However, tracking down the real criminals is not an easy task.
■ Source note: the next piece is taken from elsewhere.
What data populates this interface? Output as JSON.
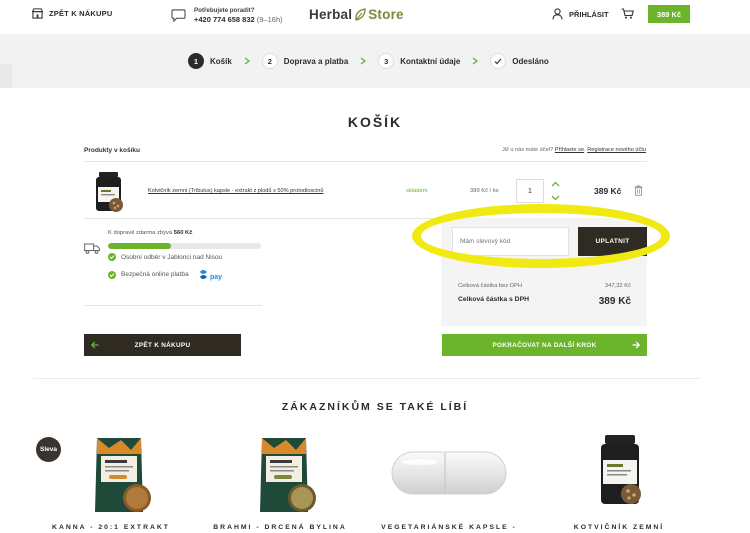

They hide behind stolen identities and “mules”. (A “mule” is in this case a stooge hired as a local “accountant” or “representative” that handles the money laundering and setting up Internet services without knowning that their work is part of a scam.) To see behind the smokes and mirrors of stolen identities and local dupes, law enforcement need to piece together many different pieces of evidence, spanning jurisdictions, technologies and organizations.
Law Enforcement and other GOs
- Federal Bureau of Investigation (US): Internet Fraud
- FBI & NW3C (US): The Internet Crime Complaint Center
- Federal Trade Commission (US): Diploma Mills: Degrees of Deception
- Post & teletilsynet (NO): Nettvett (Norwegian)
- Metropolitan Police London (UK): Fraud alert - 419 fraud
- Postal Service (US): Looks Too Good To Be True.com
Consumer Groups, Services and other NGOs
- Anti-Phishing Working Group: Home Page
- Artists Against 419: Fake Banks and Other Scams (forum and db)
- BankSafeOnline.org.uk: Money Mules Explained
- Crimes of Persuasion (Les Henderson): Schemes, Scams, Frauds
- eBay (Jenny Lake): 13 Red Flags to look for on eBay
- eBay: Spoof email tutorial
- eConsumer.gov: One stop shop for cross-border e-commerce complaints
- Escrow-Fraud.com: Stop Escrow Fraud
- Firetrust: Anatomy of a Chinese scam
- Fraudaid (Annie McGuire): Fraud Victim Assistance and Education
- Fraudwatchers: News portal about online fraud
- iDeceive: A Spotlight on Deceptive Internet Practices (blog)
- Netcraft: Phishing and bank-fraud detection
- PayPal: Protect Yourself from Fraudulent Emails
- Phishtank: Phishing Database
- Quatloos: Financial & Tax Fraud Education
- ResellerRatings: WebShop Review Database
- ResellerRatings: Online Scam Stores
- RipOffReports: Reports from dissatisfied customers (forum)
- Scam.com: All types of scams (forum)
- Scambusters: Internet Scams (news)
- ScamPatrol.org: Internet Scams (forum)
- Spamhaus: Online Scams FAQ
- SSL.com: How can I tell if a web page is secure?
Report Fraud and Seal Abuse
- FBI & NW3C (US): The Internet Crime Complaint Center
- Thawte: Trusted Site Seal
- Verisign: Report Seal Misuse
- Dhamija, Tygar and Hearst: Why Phishing Works (pdf)
- Advance fee fraud
- High Yield Investment Program
- Identity theft
- Mail fraud
- Ponzi scheme
- Pyramid scheme